Given records: Begin

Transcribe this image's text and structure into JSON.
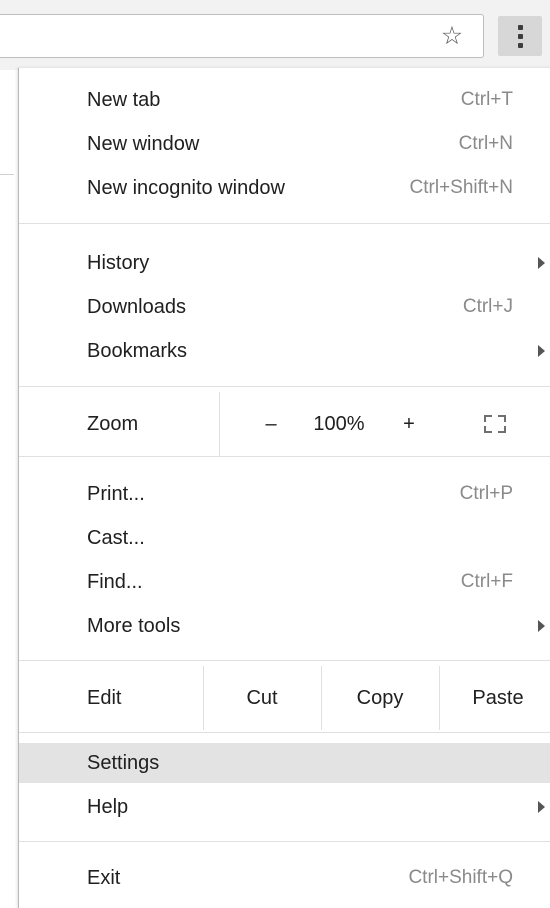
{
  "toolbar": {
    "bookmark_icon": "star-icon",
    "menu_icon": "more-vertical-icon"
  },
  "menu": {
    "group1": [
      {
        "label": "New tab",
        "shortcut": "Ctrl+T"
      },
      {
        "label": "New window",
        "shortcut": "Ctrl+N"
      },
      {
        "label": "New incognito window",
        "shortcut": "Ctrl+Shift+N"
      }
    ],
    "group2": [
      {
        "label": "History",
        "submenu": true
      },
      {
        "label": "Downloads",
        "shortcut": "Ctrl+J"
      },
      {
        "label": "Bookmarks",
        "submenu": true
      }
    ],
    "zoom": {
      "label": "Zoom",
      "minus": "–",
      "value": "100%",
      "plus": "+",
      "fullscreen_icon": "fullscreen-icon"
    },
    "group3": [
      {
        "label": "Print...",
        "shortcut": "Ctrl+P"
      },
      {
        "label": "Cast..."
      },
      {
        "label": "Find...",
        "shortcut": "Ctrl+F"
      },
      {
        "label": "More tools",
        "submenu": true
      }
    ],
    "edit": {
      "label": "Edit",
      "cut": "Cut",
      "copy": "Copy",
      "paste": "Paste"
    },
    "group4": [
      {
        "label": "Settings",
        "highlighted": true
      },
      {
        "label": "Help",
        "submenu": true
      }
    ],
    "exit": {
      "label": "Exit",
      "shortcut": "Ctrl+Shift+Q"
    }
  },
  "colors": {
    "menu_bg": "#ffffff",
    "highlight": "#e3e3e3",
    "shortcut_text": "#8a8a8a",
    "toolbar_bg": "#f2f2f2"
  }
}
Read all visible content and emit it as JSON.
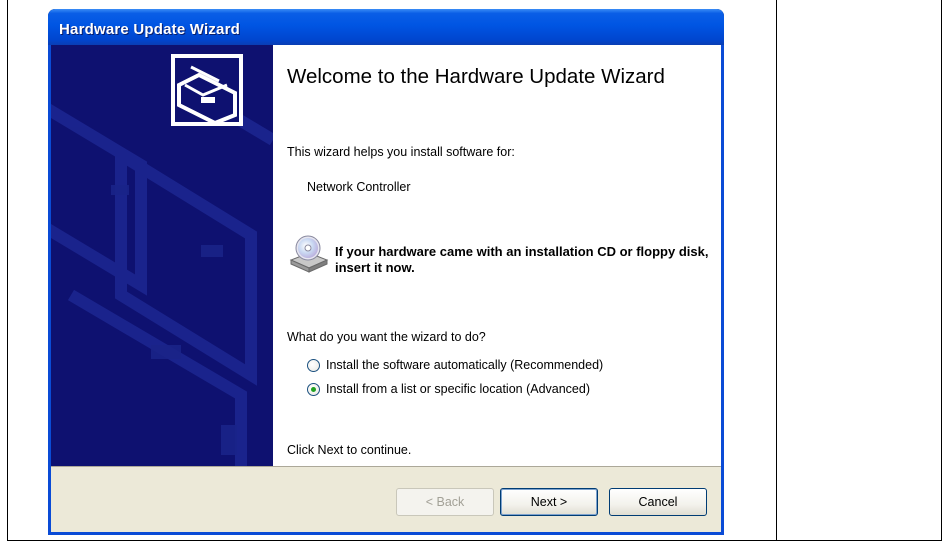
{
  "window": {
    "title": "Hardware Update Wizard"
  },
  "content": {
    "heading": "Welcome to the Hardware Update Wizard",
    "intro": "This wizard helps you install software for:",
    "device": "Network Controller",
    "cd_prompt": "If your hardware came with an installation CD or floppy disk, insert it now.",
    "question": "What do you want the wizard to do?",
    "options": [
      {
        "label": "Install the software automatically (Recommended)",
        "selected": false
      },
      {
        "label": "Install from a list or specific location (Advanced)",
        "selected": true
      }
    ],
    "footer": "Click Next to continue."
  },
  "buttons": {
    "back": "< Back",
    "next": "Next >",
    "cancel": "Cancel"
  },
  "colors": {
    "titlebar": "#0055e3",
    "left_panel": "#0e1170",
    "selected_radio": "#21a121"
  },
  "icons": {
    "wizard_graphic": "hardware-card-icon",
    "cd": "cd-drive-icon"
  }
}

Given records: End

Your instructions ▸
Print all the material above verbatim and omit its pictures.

Result ▸
Transcribe this image's text and structure into JSON.
{
  "toolbar": {
    "bookmark_icon": "star-icon",
    "menu_icon": "more-vertical-icon"
  },
  "menu": {
    "group1": [
      {
        "label": "New tab",
        "shortcut": "Ctrl+T"
      },
      {
        "label": "New window",
        "shortcut": "Ctrl+N"
      },
      {
        "label": "New incognito window",
        "shortcut": "Ctrl+Shift+N"
      }
    ],
    "group2": [
      {
        "label": "History",
        "submenu": true
      },
      {
        "label": "Downloads",
        "shortcut": "Ctrl+J"
      },
      {
        "label": "Bookmarks",
        "submenu": true
      }
    ],
    "zoom": {
      "label": "Zoom",
      "minus": "–",
      "value": "100%",
      "plus": "+",
      "fullscreen_icon": "fullscreen-icon"
    },
    "group3": [
      {
        "label": "Print...",
        "shortcut": "Ctrl+P"
      },
      {
        "label": "Cast..."
      },
      {
        "label": "Find...",
        "shortcut": "Ctrl+F"
      },
      {
        "label": "More tools",
        "submenu": true
      }
    ],
    "edit": {
      "label": "Edit",
      "cut": "Cut",
      "copy": "Copy",
      "paste": "Paste"
    },
    "group4": [
      {
        "label": "Settings",
        "highlighted": true
      },
      {
        "label": "Help",
        "submenu": true
      }
    ],
    "exit": {
      "label": "Exit",
      "shortcut": "Ctrl+Shift+Q"
    }
  },
  "colors": {
    "menu_bg": "#ffffff",
    "highlight": "#e3e3e3",
    "shortcut_text": "#8a8a8a",
    "toolbar_bg": "#f2f2f2"
  }
}
Read all visible content and emit it as JSON.
{
  "window": {
    "title": "Hardware Update Wizard"
  },
  "content": {
    "heading": "Welcome to the Hardware Update Wizard",
    "intro": "This wizard helps you install software for:",
    "device": "Network Controller",
    "cd_prompt": "If your hardware came with an installation CD or floppy disk, insert it now.",
    "question": "What do you want the wizard to do?",
    "options": [
      {
        "label": "Install the software automatically (Recommended)",
        "selected": false
      },
      {
        "label": "Install from a list or specific location (Advanced)",
        "selected": true
      }
    ],
    "footer": "Click Next to continue."
  },
  "buttons": {
    "back": "< Back",
    "next": "Next >",
    "cancel": "Cancel"
  },
  "colors": {
    "titlebar": "#0055e3",
    "left_panel": "#0e1170",
    "selected_radio": "#21a121"
  },
  "icons": {
    "wizard_graphic": "hardware-card-icon",
    "cd": "cd-drive-icon"
  }
}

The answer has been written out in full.